• **Exercise**:
Say how many lines of the entries below include "Trending", giving nothing but that number.

• **Website and app data records**:
⁂

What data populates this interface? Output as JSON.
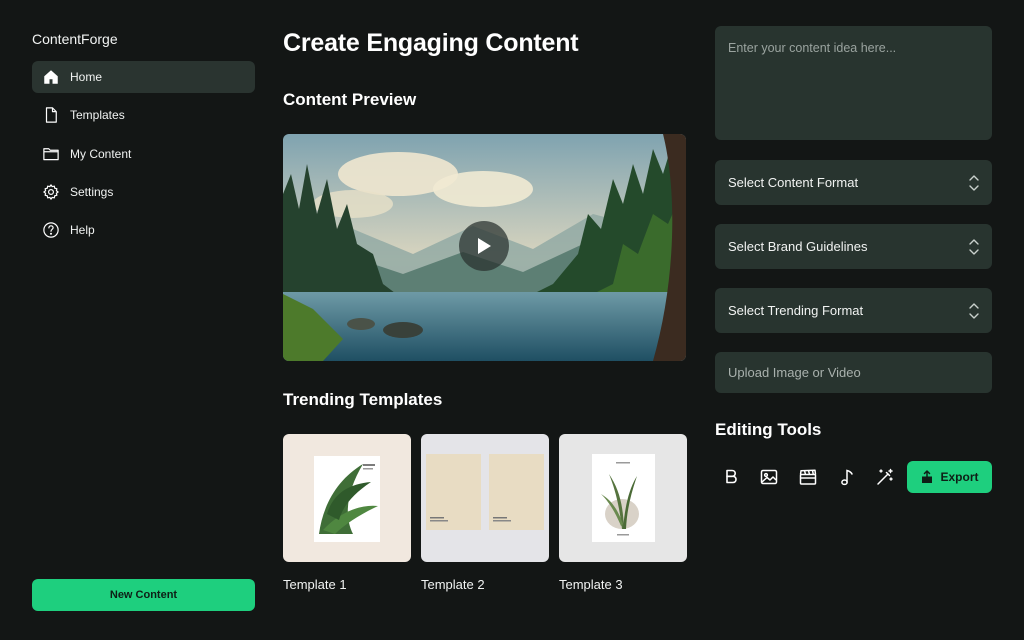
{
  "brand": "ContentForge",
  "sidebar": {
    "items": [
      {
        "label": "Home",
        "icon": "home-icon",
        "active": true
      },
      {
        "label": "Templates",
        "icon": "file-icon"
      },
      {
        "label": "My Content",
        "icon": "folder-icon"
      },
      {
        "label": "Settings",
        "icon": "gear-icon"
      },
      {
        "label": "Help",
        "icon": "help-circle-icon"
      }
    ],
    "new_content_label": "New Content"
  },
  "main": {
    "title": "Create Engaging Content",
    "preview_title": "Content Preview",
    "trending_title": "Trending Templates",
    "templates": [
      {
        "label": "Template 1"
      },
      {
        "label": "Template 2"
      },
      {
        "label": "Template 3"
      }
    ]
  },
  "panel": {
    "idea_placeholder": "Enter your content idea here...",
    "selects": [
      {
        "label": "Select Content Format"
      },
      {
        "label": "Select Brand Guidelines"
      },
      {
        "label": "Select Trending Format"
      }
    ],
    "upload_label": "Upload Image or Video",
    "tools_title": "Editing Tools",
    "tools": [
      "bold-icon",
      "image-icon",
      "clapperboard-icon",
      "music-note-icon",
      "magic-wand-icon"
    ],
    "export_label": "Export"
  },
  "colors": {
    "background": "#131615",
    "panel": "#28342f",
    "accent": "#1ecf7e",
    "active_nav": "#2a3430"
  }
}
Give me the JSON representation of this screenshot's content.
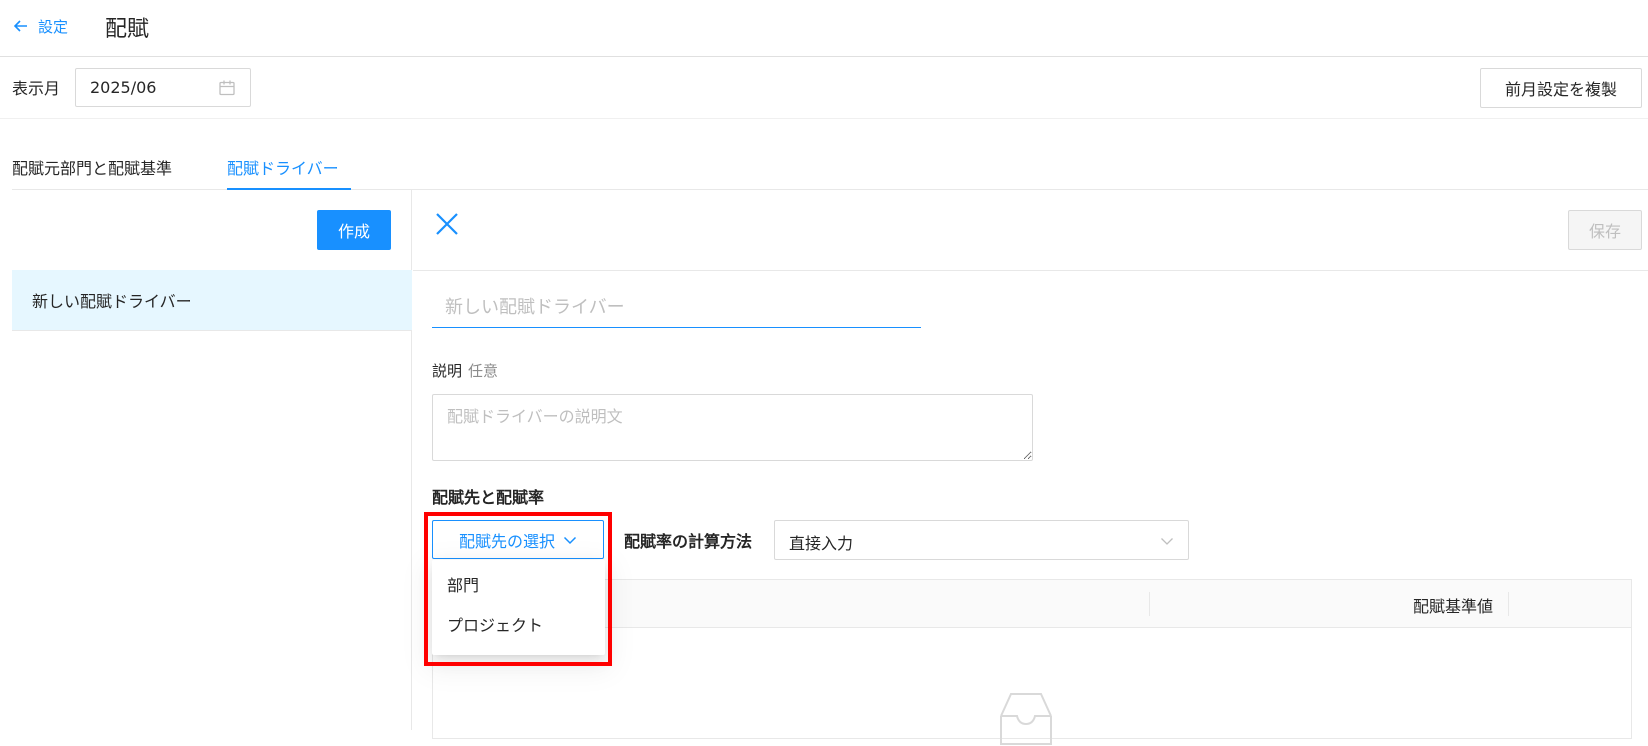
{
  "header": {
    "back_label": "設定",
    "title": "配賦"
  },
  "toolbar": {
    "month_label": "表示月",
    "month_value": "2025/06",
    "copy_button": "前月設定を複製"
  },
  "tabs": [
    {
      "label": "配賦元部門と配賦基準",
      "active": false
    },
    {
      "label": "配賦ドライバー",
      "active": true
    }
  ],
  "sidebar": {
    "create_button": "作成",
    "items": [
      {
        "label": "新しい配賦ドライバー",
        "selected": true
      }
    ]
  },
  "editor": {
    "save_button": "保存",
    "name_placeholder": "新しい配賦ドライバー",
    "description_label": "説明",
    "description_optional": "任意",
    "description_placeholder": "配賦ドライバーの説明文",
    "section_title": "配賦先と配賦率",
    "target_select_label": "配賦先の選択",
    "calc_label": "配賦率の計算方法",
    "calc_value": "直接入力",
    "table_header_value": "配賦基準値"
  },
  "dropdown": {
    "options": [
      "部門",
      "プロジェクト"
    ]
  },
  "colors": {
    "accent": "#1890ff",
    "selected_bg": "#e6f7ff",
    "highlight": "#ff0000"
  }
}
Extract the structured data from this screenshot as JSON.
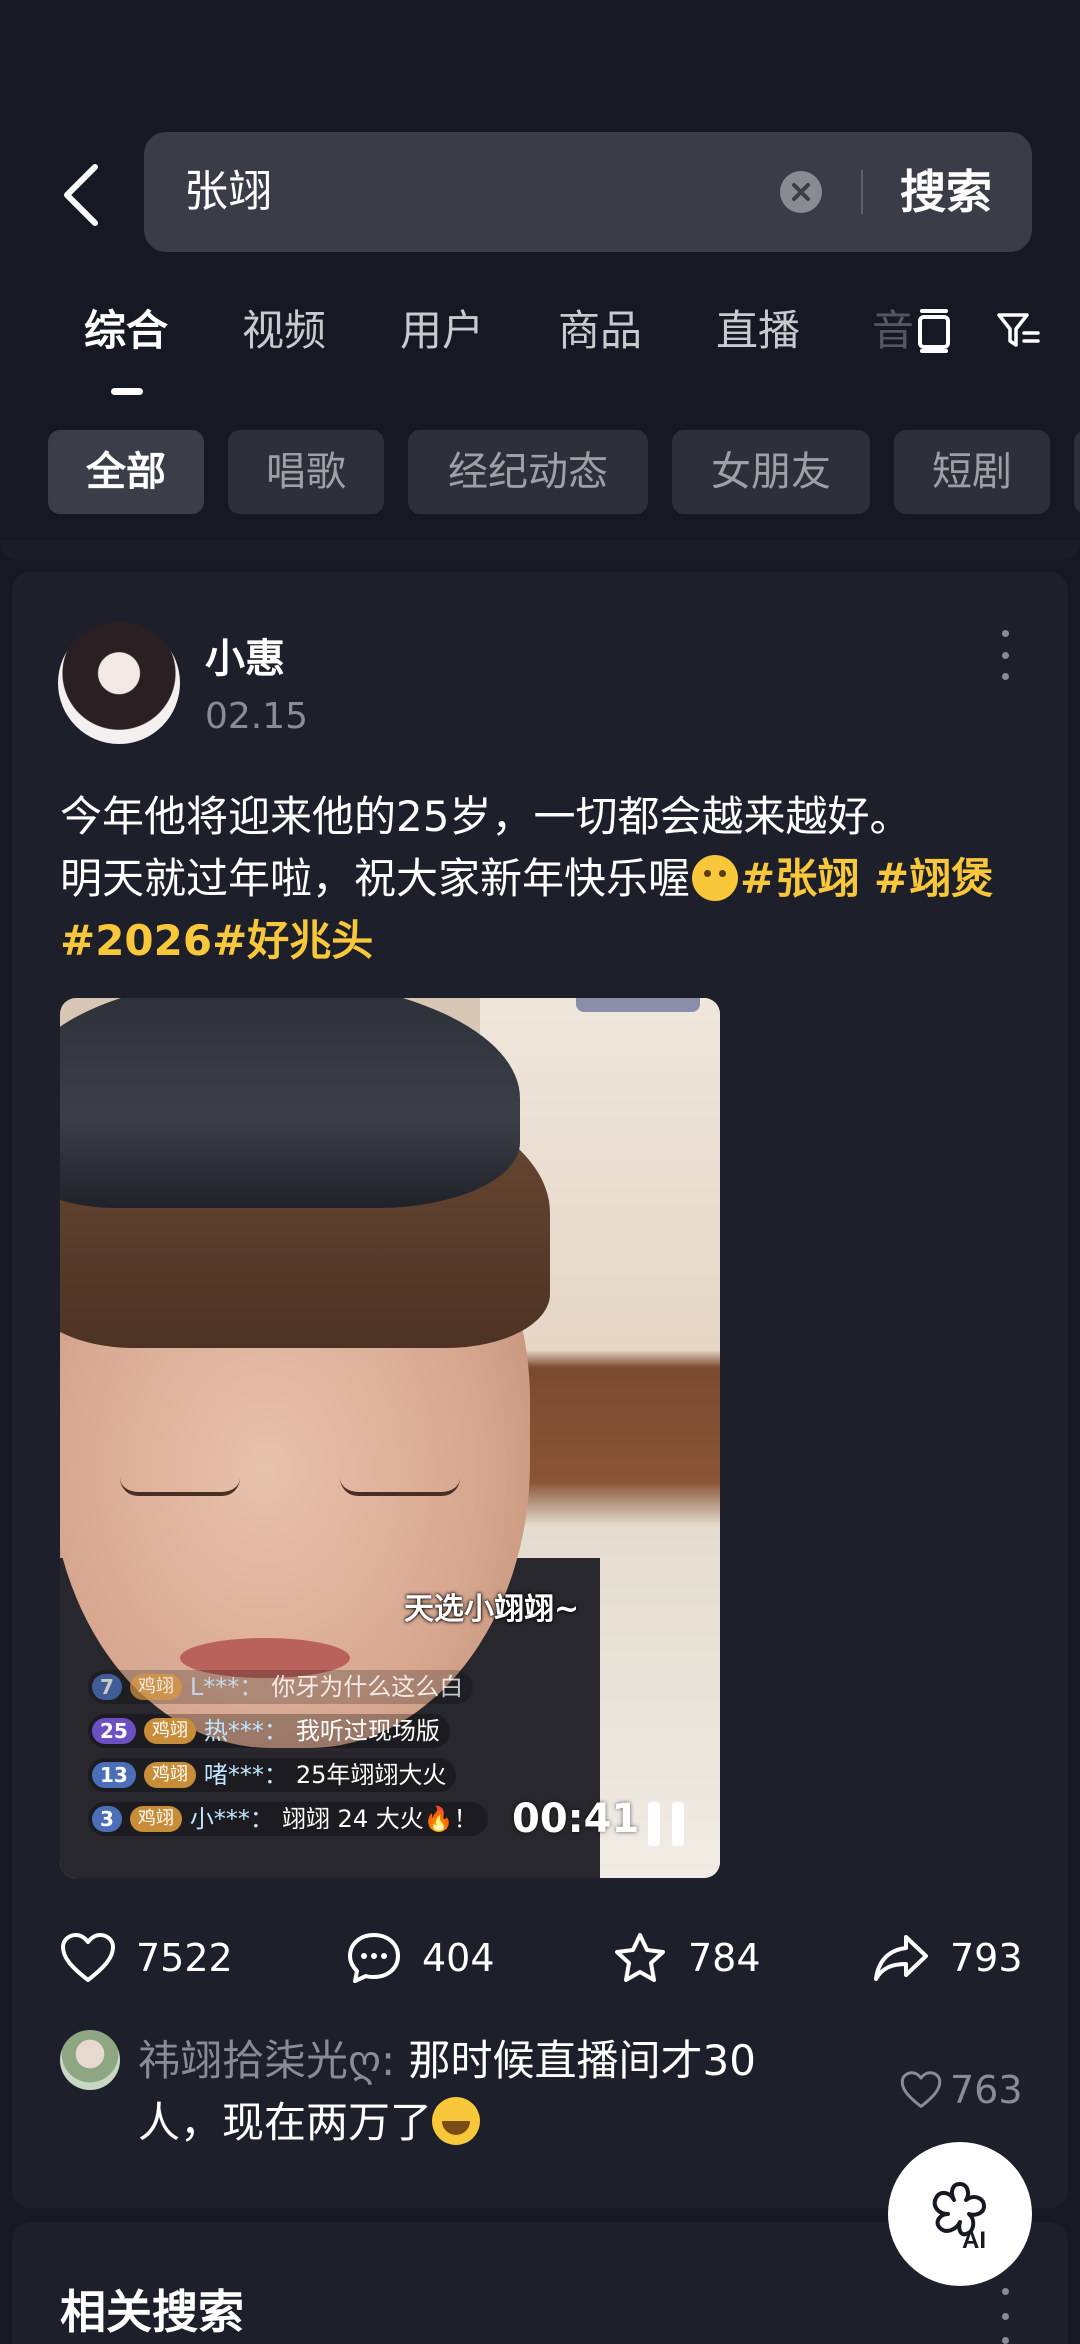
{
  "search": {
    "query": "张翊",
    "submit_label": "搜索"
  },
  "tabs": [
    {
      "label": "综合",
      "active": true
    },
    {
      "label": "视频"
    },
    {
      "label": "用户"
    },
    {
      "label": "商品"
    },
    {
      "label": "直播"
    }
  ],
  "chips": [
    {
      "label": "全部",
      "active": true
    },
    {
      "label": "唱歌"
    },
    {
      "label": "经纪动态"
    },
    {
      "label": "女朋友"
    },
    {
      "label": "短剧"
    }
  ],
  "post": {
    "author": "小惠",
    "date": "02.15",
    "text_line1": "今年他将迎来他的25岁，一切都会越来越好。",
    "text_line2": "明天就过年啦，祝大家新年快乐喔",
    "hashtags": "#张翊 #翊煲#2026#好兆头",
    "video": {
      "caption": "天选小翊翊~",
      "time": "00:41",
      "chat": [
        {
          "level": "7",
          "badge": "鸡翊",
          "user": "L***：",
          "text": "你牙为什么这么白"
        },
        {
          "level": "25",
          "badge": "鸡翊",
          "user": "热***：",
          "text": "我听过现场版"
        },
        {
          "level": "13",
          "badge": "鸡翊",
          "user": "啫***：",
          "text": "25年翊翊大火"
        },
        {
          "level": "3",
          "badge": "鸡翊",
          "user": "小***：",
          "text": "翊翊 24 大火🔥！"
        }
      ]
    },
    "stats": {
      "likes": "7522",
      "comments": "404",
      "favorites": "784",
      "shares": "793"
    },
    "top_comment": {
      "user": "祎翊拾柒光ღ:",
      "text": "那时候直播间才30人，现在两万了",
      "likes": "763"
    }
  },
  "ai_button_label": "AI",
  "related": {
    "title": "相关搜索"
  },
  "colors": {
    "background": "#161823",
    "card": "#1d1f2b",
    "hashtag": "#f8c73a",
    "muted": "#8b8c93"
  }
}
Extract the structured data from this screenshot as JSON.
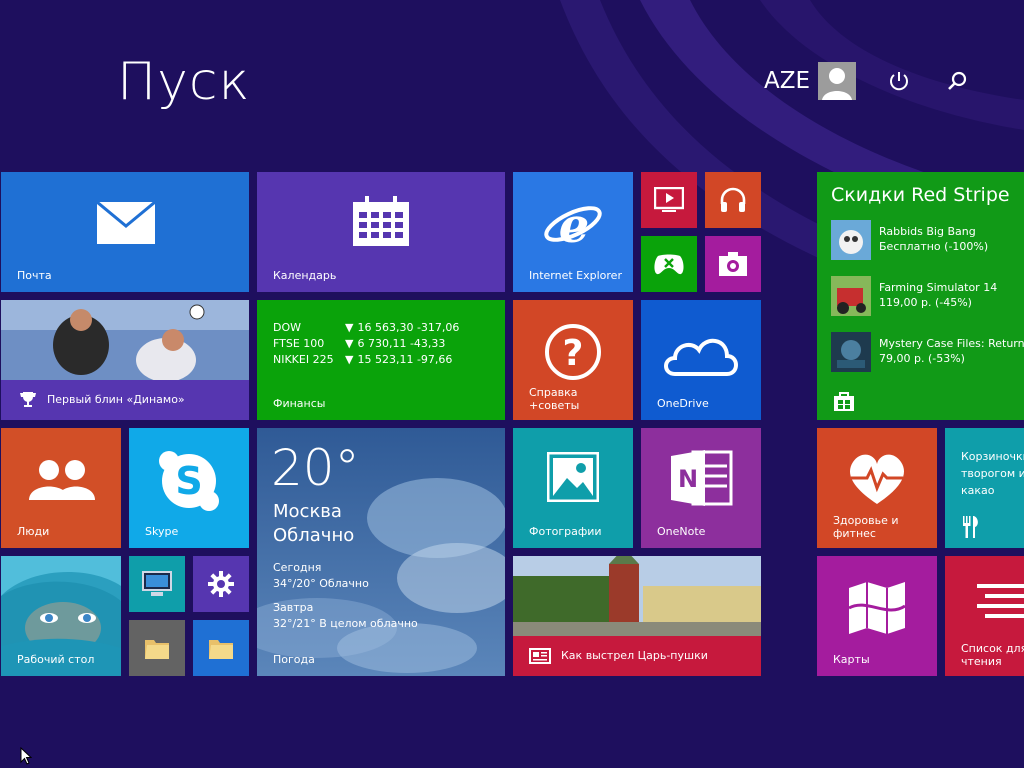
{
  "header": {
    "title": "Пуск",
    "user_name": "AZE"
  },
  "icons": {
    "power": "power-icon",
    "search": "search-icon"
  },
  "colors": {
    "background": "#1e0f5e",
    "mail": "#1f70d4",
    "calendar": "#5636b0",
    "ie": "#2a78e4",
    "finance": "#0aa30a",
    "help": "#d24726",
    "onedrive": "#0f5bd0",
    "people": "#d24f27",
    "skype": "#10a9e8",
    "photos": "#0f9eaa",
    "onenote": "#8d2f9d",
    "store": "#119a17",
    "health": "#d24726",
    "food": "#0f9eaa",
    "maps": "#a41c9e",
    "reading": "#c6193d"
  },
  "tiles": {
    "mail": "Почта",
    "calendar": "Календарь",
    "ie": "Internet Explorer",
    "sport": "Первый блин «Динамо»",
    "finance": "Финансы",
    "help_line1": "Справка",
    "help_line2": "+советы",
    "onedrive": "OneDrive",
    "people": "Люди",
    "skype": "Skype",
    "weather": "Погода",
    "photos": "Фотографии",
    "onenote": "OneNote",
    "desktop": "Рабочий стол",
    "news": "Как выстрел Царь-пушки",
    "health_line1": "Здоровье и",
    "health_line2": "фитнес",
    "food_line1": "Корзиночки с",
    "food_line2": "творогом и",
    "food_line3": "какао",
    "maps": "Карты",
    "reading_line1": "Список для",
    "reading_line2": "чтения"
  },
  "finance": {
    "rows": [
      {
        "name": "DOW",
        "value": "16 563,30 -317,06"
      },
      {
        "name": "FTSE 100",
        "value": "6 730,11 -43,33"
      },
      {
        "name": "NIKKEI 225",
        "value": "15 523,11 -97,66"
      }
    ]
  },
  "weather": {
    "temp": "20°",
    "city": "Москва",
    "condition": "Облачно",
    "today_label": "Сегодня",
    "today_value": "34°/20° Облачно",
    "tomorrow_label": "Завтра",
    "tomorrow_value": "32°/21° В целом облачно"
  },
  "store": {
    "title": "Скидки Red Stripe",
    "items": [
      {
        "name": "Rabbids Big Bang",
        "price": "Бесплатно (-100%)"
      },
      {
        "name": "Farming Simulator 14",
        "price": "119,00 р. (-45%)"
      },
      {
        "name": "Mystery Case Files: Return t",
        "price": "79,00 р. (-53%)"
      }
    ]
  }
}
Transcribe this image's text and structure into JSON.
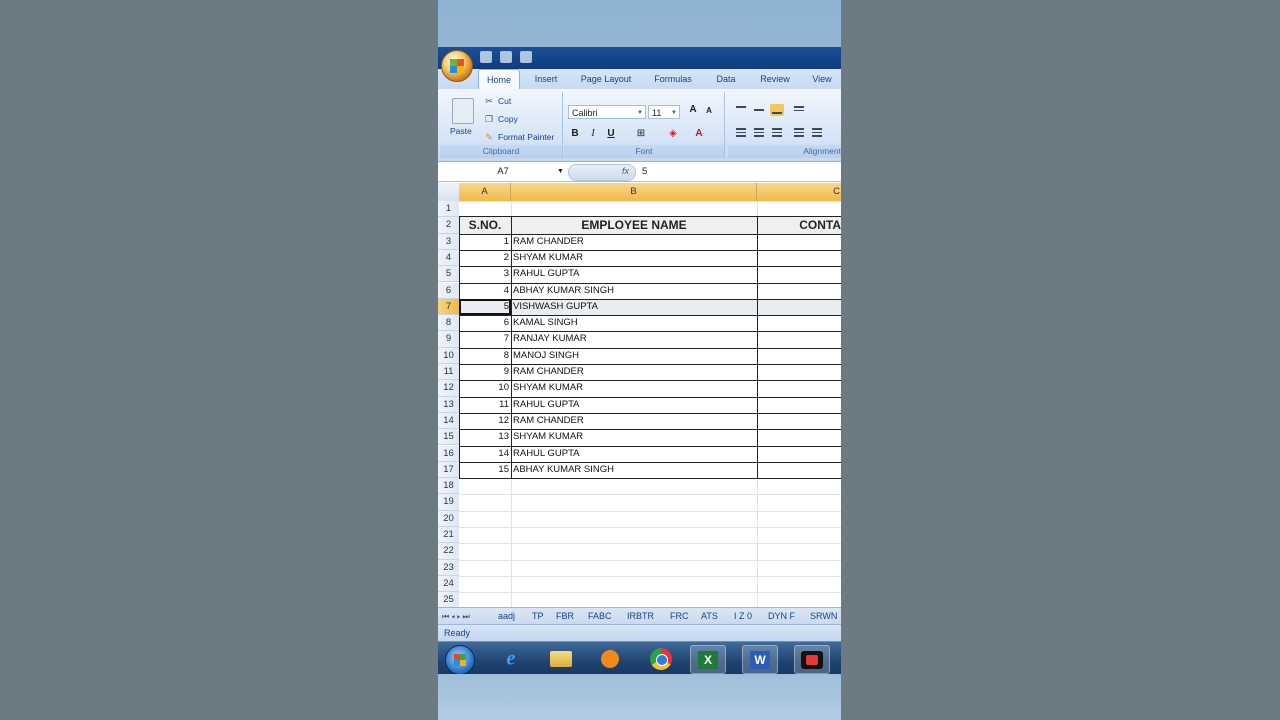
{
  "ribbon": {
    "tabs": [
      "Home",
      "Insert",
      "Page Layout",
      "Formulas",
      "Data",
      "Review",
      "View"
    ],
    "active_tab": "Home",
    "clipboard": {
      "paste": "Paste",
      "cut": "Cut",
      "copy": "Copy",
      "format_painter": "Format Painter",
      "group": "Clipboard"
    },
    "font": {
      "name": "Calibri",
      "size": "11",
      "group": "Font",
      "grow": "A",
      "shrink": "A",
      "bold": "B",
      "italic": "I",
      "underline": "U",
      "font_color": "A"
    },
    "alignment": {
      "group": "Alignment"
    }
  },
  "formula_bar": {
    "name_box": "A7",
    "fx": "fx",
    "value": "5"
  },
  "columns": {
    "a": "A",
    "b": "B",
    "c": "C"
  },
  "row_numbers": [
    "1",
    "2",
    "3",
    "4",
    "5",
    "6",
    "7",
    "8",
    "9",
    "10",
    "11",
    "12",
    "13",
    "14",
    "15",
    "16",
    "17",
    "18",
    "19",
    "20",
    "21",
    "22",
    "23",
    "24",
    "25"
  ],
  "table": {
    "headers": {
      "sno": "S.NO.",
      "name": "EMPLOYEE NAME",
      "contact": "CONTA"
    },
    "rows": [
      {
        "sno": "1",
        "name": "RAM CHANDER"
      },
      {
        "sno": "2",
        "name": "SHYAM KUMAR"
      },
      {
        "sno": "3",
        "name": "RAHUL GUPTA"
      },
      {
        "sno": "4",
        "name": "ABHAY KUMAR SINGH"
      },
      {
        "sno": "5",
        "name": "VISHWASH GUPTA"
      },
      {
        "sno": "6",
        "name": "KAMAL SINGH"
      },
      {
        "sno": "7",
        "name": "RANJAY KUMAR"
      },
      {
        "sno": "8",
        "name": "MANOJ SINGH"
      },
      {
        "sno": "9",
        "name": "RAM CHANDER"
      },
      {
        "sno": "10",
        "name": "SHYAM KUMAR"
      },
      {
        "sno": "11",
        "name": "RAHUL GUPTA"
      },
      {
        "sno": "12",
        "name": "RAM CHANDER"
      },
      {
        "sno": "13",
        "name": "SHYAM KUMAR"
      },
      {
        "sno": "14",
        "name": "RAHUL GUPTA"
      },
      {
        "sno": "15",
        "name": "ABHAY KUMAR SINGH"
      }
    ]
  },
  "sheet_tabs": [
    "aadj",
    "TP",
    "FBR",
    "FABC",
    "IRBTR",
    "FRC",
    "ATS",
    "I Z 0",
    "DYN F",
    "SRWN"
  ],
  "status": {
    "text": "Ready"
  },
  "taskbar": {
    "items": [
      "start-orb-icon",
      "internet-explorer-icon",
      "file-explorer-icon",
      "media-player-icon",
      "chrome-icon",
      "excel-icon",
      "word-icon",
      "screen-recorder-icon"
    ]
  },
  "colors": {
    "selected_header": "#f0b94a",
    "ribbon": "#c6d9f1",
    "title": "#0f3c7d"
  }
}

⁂

• **Solution to this problem**:
2